Saturday, March 2, 2013

February Field Trip #1: Interface Science


Dear fellow mineral physicists, mineralogists, planetary scientists, space physicists, atmospheric physicists, geophysicists, geochemists, cosmochemists, environmental geochemists, structural geologists, seismologists, tectonophysicists, etc,

To the outside world we are all geologists.

Geologists do field work. It was a geology field trip that turned me from materials science engineering to Earth science. But even though field observations is what first brought me to this field, I am a laboratory scientist by long training.

I have some training in electrochemistry as part of my metallurgy/materials science training and I have a masters’ degree in corrosion engineering. One of the first experiments I did as an assistant professor of mineral physics was to electroplate metals from a salt bath and measure the stable isotope fractionation.  I can still hear the voice of my at-the-time department chair pleading with me to stick with the research program he had hired me to do. “Please make it easy for us” he said.

The two field trips I went on this month were small conferences sponsored in different fields: electrochemistry and materials science.
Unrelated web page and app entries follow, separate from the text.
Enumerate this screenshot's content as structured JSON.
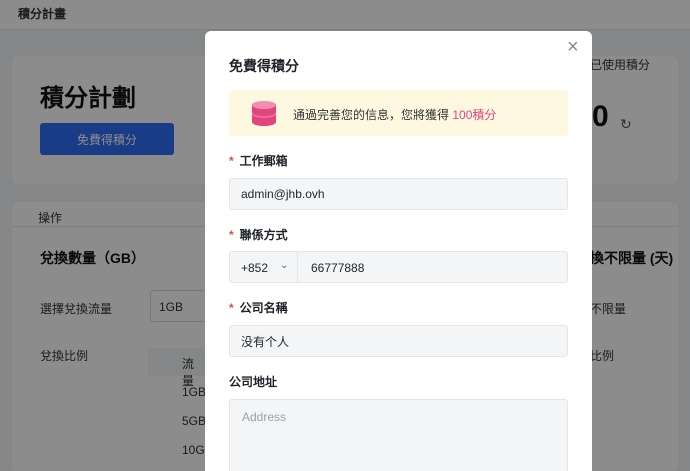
{
  "breadcrumb": "積分計畫",
  "hero": {
    "title": "積分計劃",
    "free_button": "免費得積分",
    "used_label": "已使用積分",
    "used_value": "0",
    "refresh_icon": "refresh-icon"
  },
  "operations": {
    "label": "操作",
    "exchange_title": "兌換數量（GB）",
    "unlimited_title": "換不限量 (天)",
    "select_label": "選擇兌換流量",
    "select_value": "1GB",
    "unlimited_value": "不限量",
    "ratio_label": "兌換比例",
    "ratio_right": "比例",
    "table_header": "流量",
    "table_rows": [
      "1GB",
      "5GB",
      "10G"
    ]
  },
  "modal": {
    "title": "免費得積分",
    "close_icon": "close-icon",
    "notice": {
      "icon": "coins-icon",
      "text": "通過完善您的信息，您將獲得",
      "points": "100積分"
    },
    "email": {
      "label": "工作郵箱",
      "required": "*",
      "value": "admin@jhb.ovh"
    },
    "contact": {
      "label": "聯係方式",
      "required": "*",
      "country_code": "+852",
      "chevron_icon": "chevron-down-icon",
      "phone": "66777888"
    },
    "company": {
      "label": "公司名稱",
      "required": "*",
      "value": "没有个人"
    },
    "address": {
      "label": "公司地址",
      "placeholder": "Address"
    }
  },
  "colors": {
    "accent": "#2f6df6",
    "required": "#e5484d",
    "points": "#e0467c",
    "notice_bg": "#fff8e1"
  }
}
At both workshops I played “Pet Geologist”, showing some of the research my group does in the context of big questions. e.g. experiments at high pressures and temperatures combines with geophysical and geochemical observations to tell us about Earth structure and evolution.

The first conference was an electrochemistry workshop. I learned about batteries, photovoltaics, catalysis. I presented some of the results of a series of fun experiments examining isotope effects in electrochemical processes. I also showed pictures of the Earth—inside and out. It was great fun, and I loved having the opportunity to talk with students, faculty, and postdocs in a different field.
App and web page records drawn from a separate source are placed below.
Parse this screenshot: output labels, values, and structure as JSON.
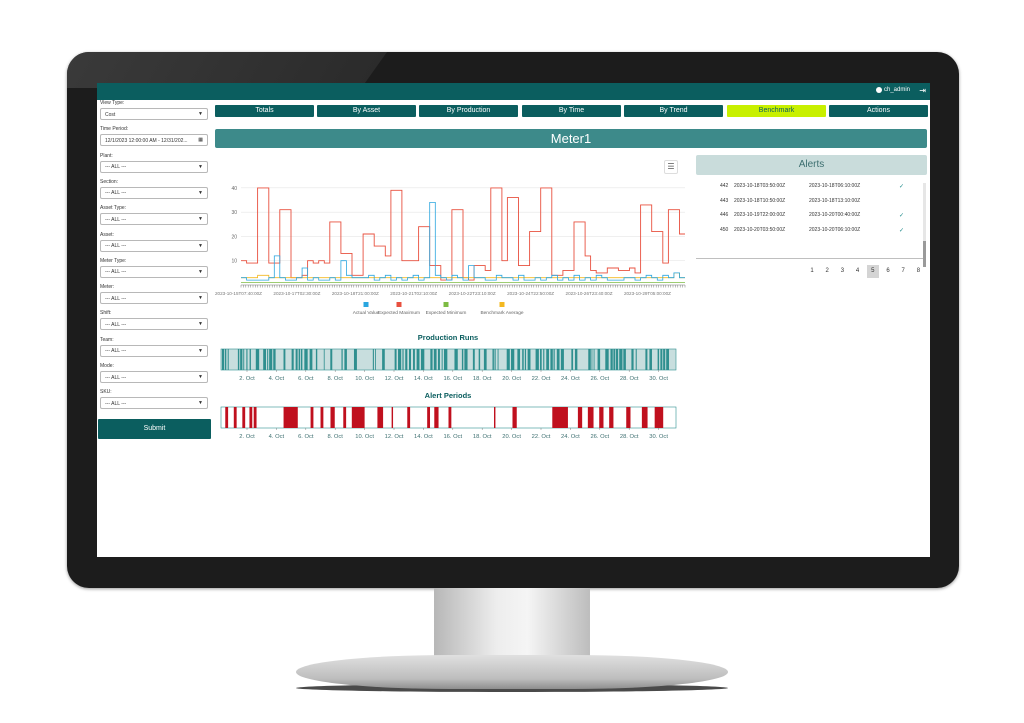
{
  "topbar": {
    "user": "ch_admin",
    "logout_icon": "logout-icon"
  },
  "filters": [
    {
      "label": "View Type:",
      "value": "Cost"
    },
    {
      "label": "Time Period:",
      "value": "12/1/2023 12:00:00 AM - 12/31/202...",
      "icon": "calendar-icon"
    },
    {
      "label": "Plant:",
      "value": "--- ALL ---"
    },
    {
      "label": "Section:",
      "value": "--- ALL ---"
    },
    {
      "label": "Asset Type:",
      "value": "--- ALL ---"
    },
    {
      "label": "Asset:",
      "value": "--- ALL ---"
    },
    {
      "label": "Meter Type:",
      "value": "--- ALL ---"
    },
    {
      "label": "Meter:",
      "value": "--- ALL ---"
    },
    {
      "label": "Shift:",
      "value": "--- ALL ---"
    },
    {
      "label": "Team:",
      "value": "--- ALL ---"
    },
    {
      "label": "Mode:",
      "value": "--- ALL ---"
    },
    {
      "label": "SKU:",
      "value": "--- ALL ---"
    }
  ],
  "submit_label": "Submit",
  "tabs": [
    {
      "label": "Totals",
      "active": false
    },
    {
      "label": "By Asset",
      "active": false
    },
    {
      "label": "By Production",
      "active": false
    },
    {
      "label": "By Time",
      "active": false
    },
    {
      "label": "By Trend",
      "active": false
    },
    {
      "label": "Benchmark",
      "active": true
    },
    {
      "label": "Actions",
      "active": false
    }
  ],
  "meter_title": "Meter1",
  "alerts": {
    "title": "Alerts",
    "rows": [
      {
        "id": "442",
        "start": "2023-10-18T03:50:00Z",
        "end": "2023-10-18T06:10:00Z",
        "ack": true
      },
      {
        "id": "443",
        "start": "2023-10-18T10:50:00Z",
        "end": "2023-10-18T13:10:00Z",
        "ack": false
      },
      {
        "id": "446",
        "start": "2023-10-19T22:00:00Z",
        "end": "2023-10-20T00:40:00Z",
        "ack": true
      },
      {
        "id": "450",
        "start": "2023-10-20T03:50:00Z",
        "end": "2023-10-20T06:10:00Z",
        "ack": true
      }
    ],
    "pages": [
      "1",
      "2",
      "3",
      "4",
      "5",
      "6",
      "7",
      "8"
    ],
    "active_page": "5"
  },
  "chart_data": [
    {
      "type": "line",
      "y_ticks": [
        "10",
        "20",
        "30",
        "40"
      ],
      "ylim": [
        0,
        42
      ],
      "x_tick_labels": [
        "2023-10-15T07:40:00Z",
        "2023-10-17T02:30:00Z",
        "2023-10-18T21:00:00Z",
        "2023-10-21T02:10:00Z",
        "2023-10-22T23:10:00Z",
        "2023-10-24T22:50:00Z",
        "2023-10-26T23:40:00Z",
        "2023-10-29T05:00:00Z"
      ],
      "legend_position": "bottom",
      "colors": {
        "actual": "#2aa6df",
        "max": "#e8503f",
        "min": "#7dbb43",
        "bench": "#f3b821"
      },
      "series": [
        {
          "name": "Actual Value",
          "values": [
            3,
            2,
            2,
            2,
            2,
            3,
            12,
            3,
            2,
            2,
            3,
            7,
            2,
            3,
            2,
            2,
            3,
            2,
            10,
            4,
            3,
            3,
            3,
            4,
            2,
            3,
            4,
            2,
            3,
            2,
            3,
            4,
            2,
            3,
            34,
            4,
            3,
            2,
            4,
            3,
            2,
            8,
            3,
            3,
            2,
            2,
            4,
            3,
            3,
            2,
            4,
            2,
            2,
            3,
            2,
            3,
            4,
            2,
            3,
            2,
            4,
            2,
            3,
            2,
            4,
            3,
            2,
            2,
            2,
            3,
            3,
            2,
            3,
            4,
            3,
            2,
            4,
            3,
            5,
            3
          ]
        },
        {
          "name": "Expected Maximum",
          "values": [
            10,
            9,
            9,
            40,
            40,
            9,
            9,
            31,
            31,
            3,
            3,
            4,
            10,
            9,
            10,
            9,
            26,
            26,
            13,
            13,
            4,
            4,
            21,
            21,
            16,
            16,
            12,
            39,
            39,
            10,
            10,
            10,
            24,
            24,
            8,
            8,
            2,
            2,
            31,
            31,
            3,
            2,
            8,
            8,
            6,
            40,
            40,
            10,
            36,
            36,
            8,
            8,
            22,
            22,
            40,
            40,
            4,
            4,
            6,
            6,
            26,
            26,
            12,
            6,
            5,
            5,
            7,
            7,
            6,
            6,
            7,
            5,
            33,
            33,
            22,
            22,
            9,
            31,
            31,
            21
          ]
        },
        {
          "name": "Expected Minimum",
          "values": [
            1,
            1,
            1,
            1,
            1,
            1,
            1,
            1,
            1,
            1,
            1,
            1,
            1,
            1,
            1,
            1,
            1,
            1,
            1,
            1,
            1,
            1,
            1,
            1,
            1,
            1,
            1,
            1,
            1,
            1,
            1,
            1,
            1,
            1,
            1,
            1,
            1,
            1,
            1,
            1,
            1,
            1,
            1,
            1,
            1,
            1,
            1,
            1,
            1,
            1,
            1,
            1,
            1,
            1,
            1,
            1,
            1,
            1,
            1,
            1,
            1,
            1,
            1,
            1,
            1,
            1,
            1,
            1,
            1,
            1,
            1,
            1,
            1,
            1,
            1,
            1,
            1,
            1,
            1,
            1
          ]
        },
        {
          "name": "Benchmark Average",
          "values": [
            3,
            3,
            3,
            4,
            4,
            3,
            3,
            3,
            3,
            3,
            3,
            3,
            3,
            3,
            3,
            3,
            3,
            3,
            3,
            3,
            3,
            3,
            3,
            3,
            3,
            3,
            3,
            3,
            3,
            3,
            3,
            3,
            3,
            3,
            3,
            3,
            3,
            3,
            3,
            3,
            3,
            3,
            3,
            3,
            3,
            3,
            3,
            3,
            3,
            3,
            3,
            3,
            3,
            3,
            3,
            3,
            3,
            3,
            3,
            3,
            3,
            3,
            3,
            3,
            3,
            3,
            3,
            3,
            3,
            3,
            3,
            3,
            3,
            3,
            3,
            3,
            3,
            3,
            5,
            3
          ]
        }
      ]
    },
    {
      "type": "timeline",
      "title": "Production Runs",
      "x_tick_labels": [
        "2. Oct",
        "4. Oct",
        "6. Oct",
        "8. Oct",
        "10. Oct",
        "12. Oct",
        "14. Oct",
        "16. Oct",
        "18. Oct",
        "20. Oct",
        "22. Oct",
        "24. Oct",
        "26. Oct",
        "28. Oct",
        "30. Oct"
      ],
      "colors": {
        "fill": "#2f8f8f",
        "background": "#c8dede"
      }
    },
    {
      "type": "timeline",
      "title": "Alert Periods",
      "x_tick_labels": [
        "2. Oct",
        "4. Oct",
        "6. Oct",
        "8. Oct",
        "10. Oct",
        "12. Oct",
        "14. Oct",
        "16. Oct",
        "18. Oct",
        "20. Oct",
        "22. Oct",
        "24. Oct",
        "26. Oct",
        "28. Oct",
        "30. Oct"
      ],
      "colors": {
        "fill": "#c0101e",
        "background": "#ffffff"
      },
      "periods": [
        [
          1.3,
          1.5
        ],
        [
          1.9,
          2.1
        ],
        [
          2.5,
          2.7
        ],
        [
          3.0,
          3.2
        ],
        [
          3.3,
          3.5
        ],
        [
          5.4,
          6.4
        ],
        [
          7.3,
          7.5
        ],
        [
          8.0,
          8.2
        ],
        [
          8.7,
          9.0
        ],
        [
          9.6,
          9.8
        ],
        [
          10.2,
          11.1
        ],
        [
          12.0,
          12.4
        ],
        [
          13.0,
          13.1
        ],
        [
          14.1,
          14.3
        ],
        [
          15.5,
          15.7
        ],
        [
          16.0,
          16.3
        ],
        [
          17.0,
          17.2
        ],
        [
          20.2,
          20.3
        ],
        [
          21.5,
          21.8
        ],
        [
          24.3,
          25.4
        ],
        [
          26.1,
          26.4
        ],
        [
          26.8,
          27.2
        ],
        [
          27.6,
          27.9
        ],
        [
          28.3,
          28.6
        ],
        [
          29.5,
          29.8
        ],
        [
          30.6,
          31.0
        ],
        [
          31.5,
          32.1
        ]
      ]
    }
  ]
}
I think it is a good thing to spend a lot of time learning a field in depth. I also think it is good to shift and move and spend time in other fields—especially neighboring fields. I personally find the interfaces fascinating—both the metaphorical interfaces (between different fields) and the literal interfaces (between different phases).  
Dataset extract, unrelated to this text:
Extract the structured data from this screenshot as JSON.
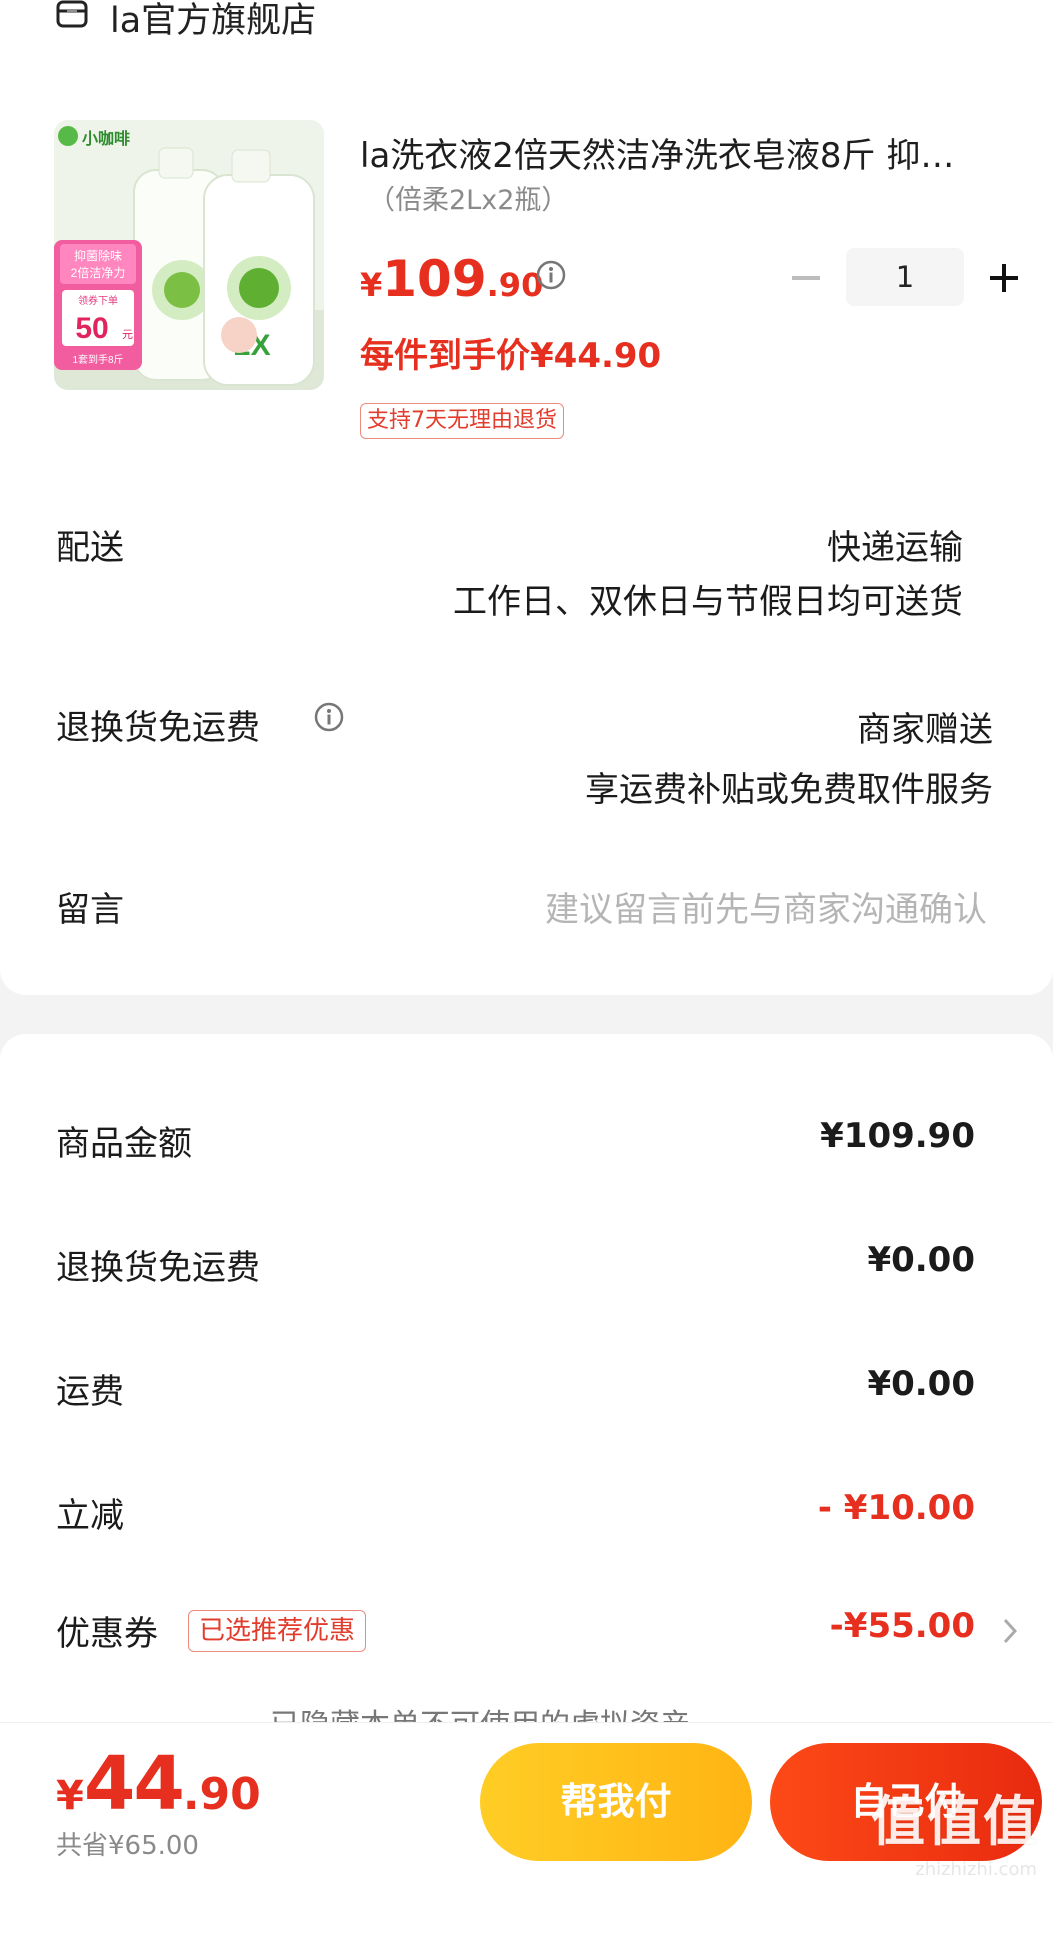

Sculpture at University of British Columbia. Photo credit: A. Kavner

No comments:

Post a Comment